→ **PROBLEM TO SOLVE**: Your answer should be the lines of the data below that contain "Church".

Content starts

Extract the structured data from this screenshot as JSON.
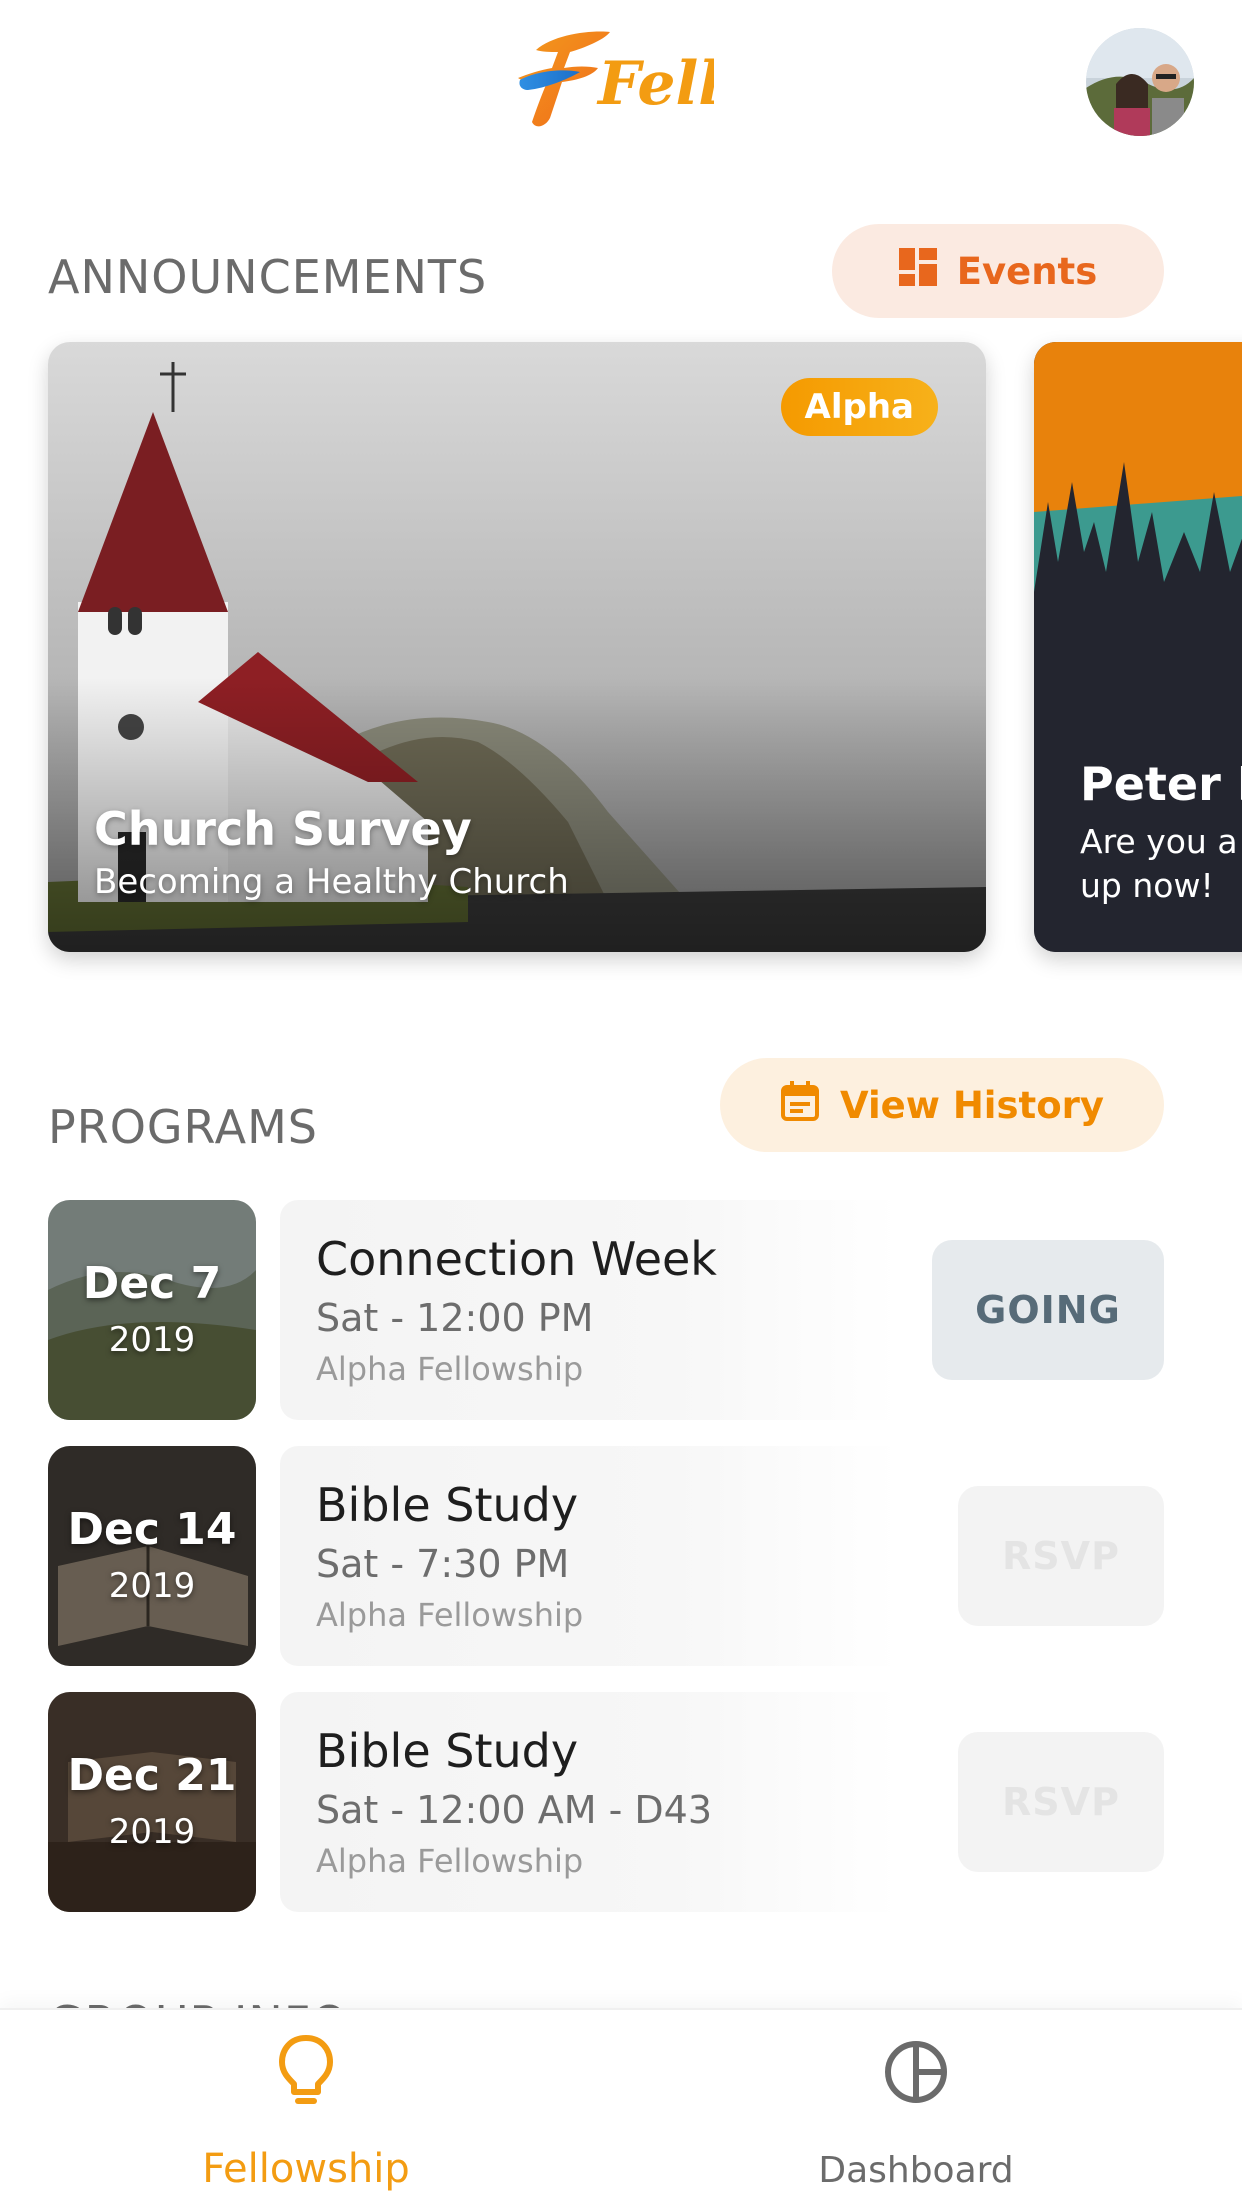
{
  "header": {
    "logo_text": "Fella"
  },
  "announcements": {
    "heading": "ANNOUNCEMENTS",
    "events_button": "Events",
    "cards": [
      {
        "tag": "Alpha",
        "title": "Church Survey",
        "subtitle": "Becoming a Healthy Church"
      },
      {
        "title": "Peter F",
        "text": "Are you a\nup now!"
      }
    ]
  },
  "programs": {
    "heading": "PROGRAMS",
    "history_button": "View History",
    "items": [
      {
        "day": "Dec 7",
        "year": "2019",
        "name": "Connection Week",
        "time": "Sat - 12:00 PM",
        "group": "Alpha Fellowship",
        "action": "GOING"
      },
      {
        "day": "Dec 14",
        "year": "2019",
        "name": "Bible Study",
        "time": "Sat - 7:30 PM",
        "group": "Alpha Fellowship",
        "action": "RSVP"
      },
      {
        "day": "Dec 21",
        "year": "2019",
        "name": "Bible Study",
        "time": "Sat - 12:00 AM - D43",
        "group": "Alpha Fellowship",
        "action": "RSVP"
      }
    ]
  },
  "group_info": {
    "heading": "GROUP INFO"
  },
  "nav": {
    "items": [
      {
        "label": "Fellowship",
        "icon": "lightbulb-icon",
        "active": true
      },
      {
        "label": "Dashboard",
        "icon": "pie-chart-icon",
        "active": false
      }
    ]
  },
  "colors": {
    "accent": "#f39c12",
    "events_bg": "#fbeae1",
    "history_bg": "#fdf0df",
    "going_bg": "#e6eaed"
  }
}
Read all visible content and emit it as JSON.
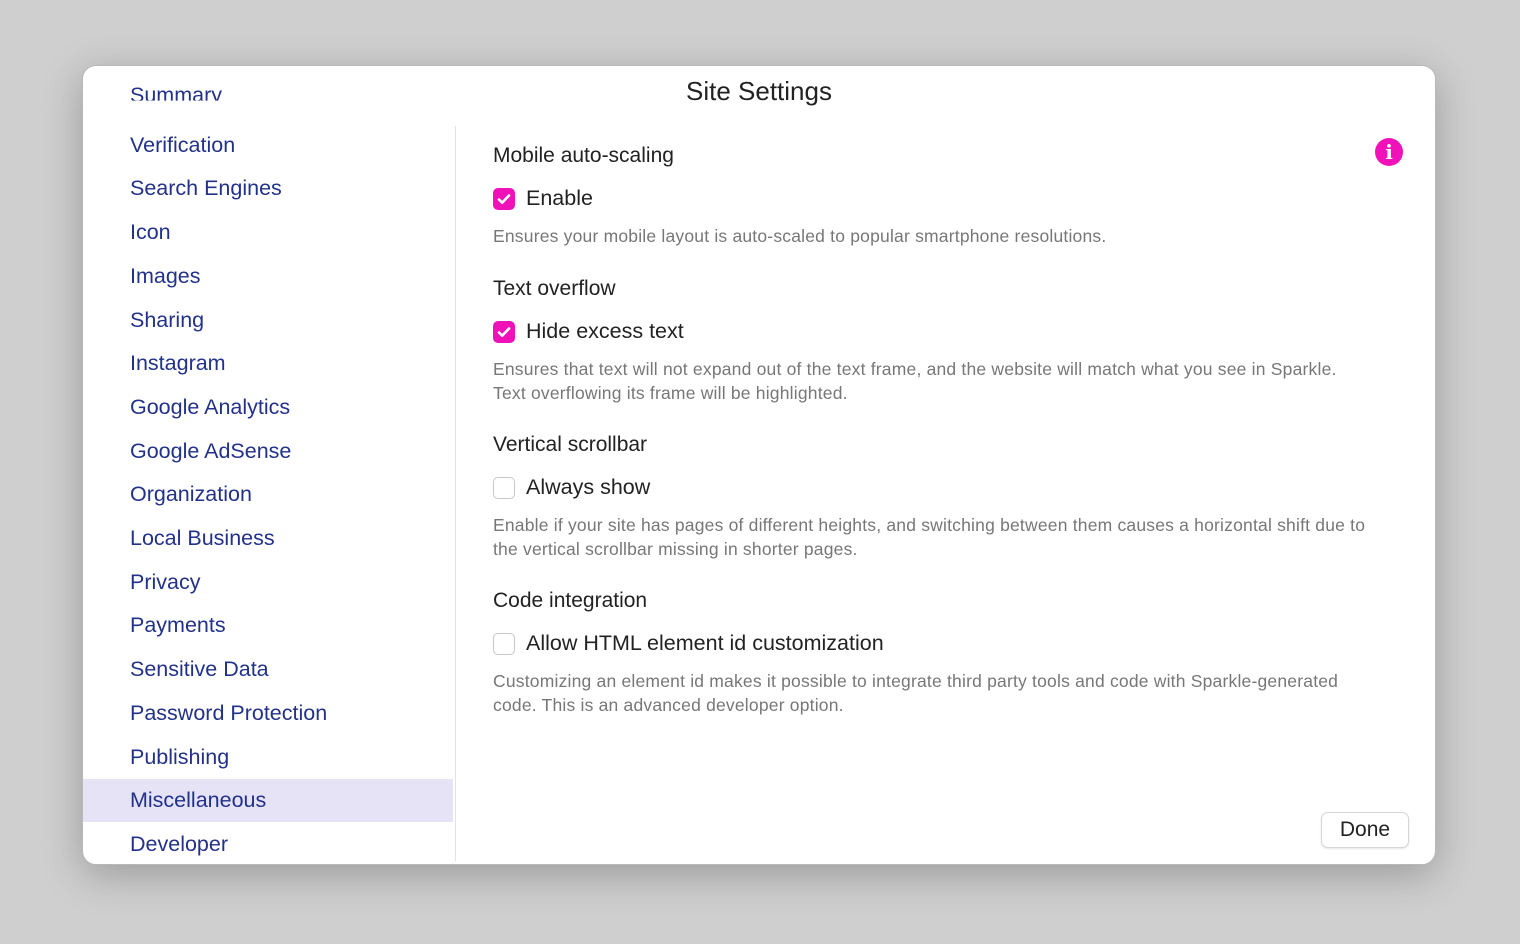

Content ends

→ **OUTPUT FOR THIS TASK**:
        "title": "Church Survey",
        "subtitle": "Becoming a Healthy Church"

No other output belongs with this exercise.